The Alaska State Fair

Previous post: Dinner with Aunt Jody

The Minnesota State Fair is just getting underway back home. I LOVE the fair and am loathe to miss it, so have made plans to visit the opening day of the Alaska State Fair today. (Besides, Dave and Shari visited here years ago and I've always thought that sounded like a cool thing to do.)

The drive up to Palmer is pleasant, but I wish we had better weather - the lush valley is surrounded by rugged mountains. It must be stunning on a day when you can actually see the mountains! Even so, it makes for a lovely drive.

Once we arrive, we find that Alaska's fair is both very different from Minnesota's and also very much the same.

For example, while there are no mountains in Minnesota, there are plenty of corny signs - the difference is that here they tend to feature moose and salmon, rather than gophers and loons.

Like Minnesota, the Alaska fair also features concerts and shows, but the mix of performers here seems to lean more toward native groups that perform traditional songs and dances while children casually roam around the stage.

(What strikes me most is that the children wandering about on stage don't bother anyone - it's as if this is normal and expected. I wonder if that says more about the informality of culture here or the importance of children . . . maybe it's both.)

There is also a lot nicer flower garden here than anything on our fairgrounds. . .

. . . and a vegetable garden filled with very large, healthy-looking plants.

Of course, having experience setting up the Creative Activities displays at home, I have to check out what's on exhibit here.

There are lots of other familiar things on display too, such as produce, . . .

. . . old tractors . . .

. . . giant veggies . . .

(Ok, we don't have giant veggies at our fair, but we do have vegetables.)

. . . and mushroom collections.

(We don't have those back home either.)

Of course, there are the expected rows of food stalls.

While the dining offerings tend more toward caribou, halibut, or salmon than they would at home, there are also universal fair staples like kettle korn, turkey drumsticks, and corn on the cob.

And, of course, there is a midway, which - at least at this time of day - seems very tame and family oriented.

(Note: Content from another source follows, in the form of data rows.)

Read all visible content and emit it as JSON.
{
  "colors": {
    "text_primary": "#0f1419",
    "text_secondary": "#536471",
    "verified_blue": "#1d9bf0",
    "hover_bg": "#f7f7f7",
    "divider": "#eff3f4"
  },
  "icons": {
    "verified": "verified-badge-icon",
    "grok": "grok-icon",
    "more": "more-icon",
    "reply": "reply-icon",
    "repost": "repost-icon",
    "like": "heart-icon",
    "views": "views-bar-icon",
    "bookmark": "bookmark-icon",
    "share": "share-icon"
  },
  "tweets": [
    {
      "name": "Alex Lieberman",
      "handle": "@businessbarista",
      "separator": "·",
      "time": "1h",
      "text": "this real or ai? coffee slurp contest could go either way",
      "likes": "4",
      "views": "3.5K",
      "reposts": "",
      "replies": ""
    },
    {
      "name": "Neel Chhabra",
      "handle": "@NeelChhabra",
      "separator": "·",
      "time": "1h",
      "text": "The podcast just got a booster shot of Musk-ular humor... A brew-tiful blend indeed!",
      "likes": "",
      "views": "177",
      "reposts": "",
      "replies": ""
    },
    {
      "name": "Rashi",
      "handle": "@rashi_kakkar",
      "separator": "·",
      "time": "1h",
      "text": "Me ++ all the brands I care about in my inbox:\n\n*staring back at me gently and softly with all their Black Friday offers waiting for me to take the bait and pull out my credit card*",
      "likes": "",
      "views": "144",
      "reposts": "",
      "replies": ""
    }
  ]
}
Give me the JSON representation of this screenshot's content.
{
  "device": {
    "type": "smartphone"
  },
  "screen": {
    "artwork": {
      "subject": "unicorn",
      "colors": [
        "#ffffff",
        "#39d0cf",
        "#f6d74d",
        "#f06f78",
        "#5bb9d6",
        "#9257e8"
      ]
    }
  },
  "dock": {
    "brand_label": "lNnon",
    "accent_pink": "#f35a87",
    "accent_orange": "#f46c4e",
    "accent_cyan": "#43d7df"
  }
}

The whole fair feels very home-grown and more like a very large community festival than the rather slick, big city event that I've known all my life. Not better or worse, only a different perspective.